§ **Goal of the exercise**:
Repeat the data below exactly, dropping any pictures it holds.

------ Working data ------

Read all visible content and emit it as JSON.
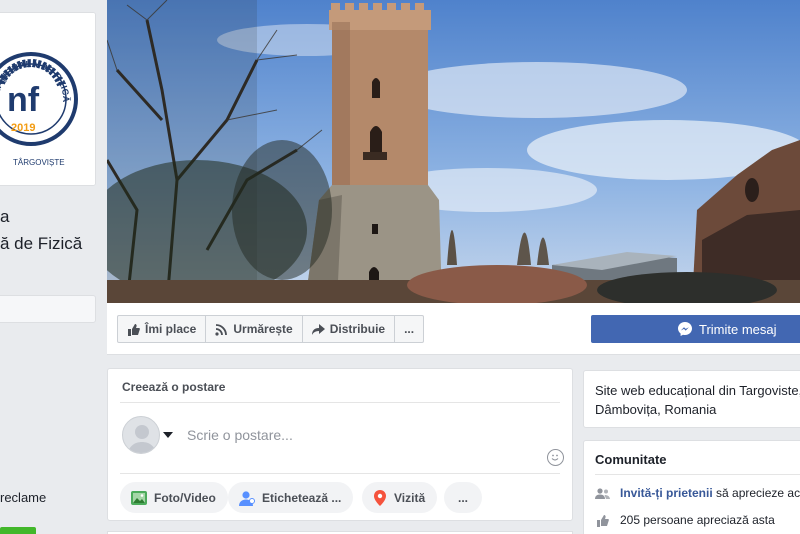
{
  "sidebar": {
    "logo": {
      "ring_text": "NAȚIONALĂ DE FIZICĂ",
      "monogram": "nf",
      "year": "2019",
      "city": "TÂRGOVIȘTE"
    },
    "page_name_line1": "a",
    "page_name_line2": "ă de Fizică",
    "ads_label": "reclame"
  },
  "actions": {
    "like": "Îmi place",
    "follow": "Urmărește",
    "share": "Distribuie",
    "more": "...",
    "message": "Trimite mesaj"
  },
  "composer": {
    "title": "Creează o postare",
    "placeholder": "Scrie o postare...",
    "buttons": {
      "photo": "Foto/Video",
      "tag": "Etichetează ...",
      "checkin": "Vizită",
      "more": "..."
    }
  },
  "about": {
    "line1": "Site web educațional din Targoviste,",
    "line2": "Dâmbovița, Romania"
  },
  "community": {
    "title": "Comunitate",
    "invite_link": "Invită-ți prietenii",
    "invite_rest": "să aprecieze acea",
    "likes_text": "205 persoane apreciază asta"
  },
  "colors": {
    "brand_blue": "#4267b2",
    "link_blue": "#385898",
    "page_bg": "#e9ebee",
    "sky": "#6f9cd6",
    "tower": "#b48a6a"
  }
}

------

§ **Reply to the task**:
Read all visible content and emit it as JSON.
{
  "sidebar": {
    "logo": {
      "ring_text": "NAȚIONALĂ DE FIZICĂ",
      "monogram": "nf",
      "year": "2019",
      "city": "TÂRGOVIȘTE"
    },
    "page_name_line1": "a",
    "page_name_line2": "ă de Fizică",
    "ads_label": "reclame"
  },
  "actions": {
    "like": "Îmi place",
    "follow": "Urmărește",
    "share": "Distribuie",
    "more": "...",
    "message": "Trimite mesaj"
  },
  "composer": {
    "title": "Creează o postare",
    "placeholder": "Scrie o postare...",
    "buttons": {
      "photo": "Foto/Video",
      "tag": "Etichetează ...",
      "checkin": "Vizită",
      "more": "..."
    }
  },
  "about": {
    "line1": "Site web educațional din Targoviste,",
    "line2": "Dâmbovița, Romania"
  },
  "community": {
    "title": "Comunitate",
    "invite_link": "Invită-ți prietenii",
    "invite_rest": "să aprecieze acea",
    "likes_text": "205 persoane apreciază asta"
  },
  "colors": {
    "brand_blue": "#4267b2",
    "link_blue": "#385898",
    "page_bg": "#e9ebee",
    "sky": "#6f9cd6",
    "tower": "#b48a6a"
  }
}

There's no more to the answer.